:: SUPPLIED MATERIAL ::
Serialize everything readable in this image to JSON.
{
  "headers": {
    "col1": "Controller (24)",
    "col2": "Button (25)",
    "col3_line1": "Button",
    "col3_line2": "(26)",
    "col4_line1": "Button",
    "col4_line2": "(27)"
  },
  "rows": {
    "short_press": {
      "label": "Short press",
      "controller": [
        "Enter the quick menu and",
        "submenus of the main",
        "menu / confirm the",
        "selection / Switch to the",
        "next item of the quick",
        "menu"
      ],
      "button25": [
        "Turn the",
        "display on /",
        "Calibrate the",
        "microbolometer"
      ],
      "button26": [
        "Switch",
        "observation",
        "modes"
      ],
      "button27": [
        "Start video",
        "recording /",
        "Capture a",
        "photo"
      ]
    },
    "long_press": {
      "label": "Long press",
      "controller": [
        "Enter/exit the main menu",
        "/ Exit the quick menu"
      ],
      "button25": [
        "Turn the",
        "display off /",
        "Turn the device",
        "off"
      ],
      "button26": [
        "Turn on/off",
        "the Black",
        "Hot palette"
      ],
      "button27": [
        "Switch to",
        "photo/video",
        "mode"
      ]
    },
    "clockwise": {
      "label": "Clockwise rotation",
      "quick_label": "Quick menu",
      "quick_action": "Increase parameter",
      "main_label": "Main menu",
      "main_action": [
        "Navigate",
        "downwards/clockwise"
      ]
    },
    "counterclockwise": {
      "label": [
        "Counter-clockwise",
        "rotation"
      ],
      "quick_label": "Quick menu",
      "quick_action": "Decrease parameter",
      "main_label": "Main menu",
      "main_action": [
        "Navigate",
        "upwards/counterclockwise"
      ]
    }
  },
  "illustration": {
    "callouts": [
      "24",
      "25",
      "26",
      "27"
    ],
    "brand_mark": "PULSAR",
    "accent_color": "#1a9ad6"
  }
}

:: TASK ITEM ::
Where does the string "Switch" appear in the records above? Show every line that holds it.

:: ANSWER TO THE EXERCISE ::
        "selection / Switch to the",
        "Switch",
        "Switch to",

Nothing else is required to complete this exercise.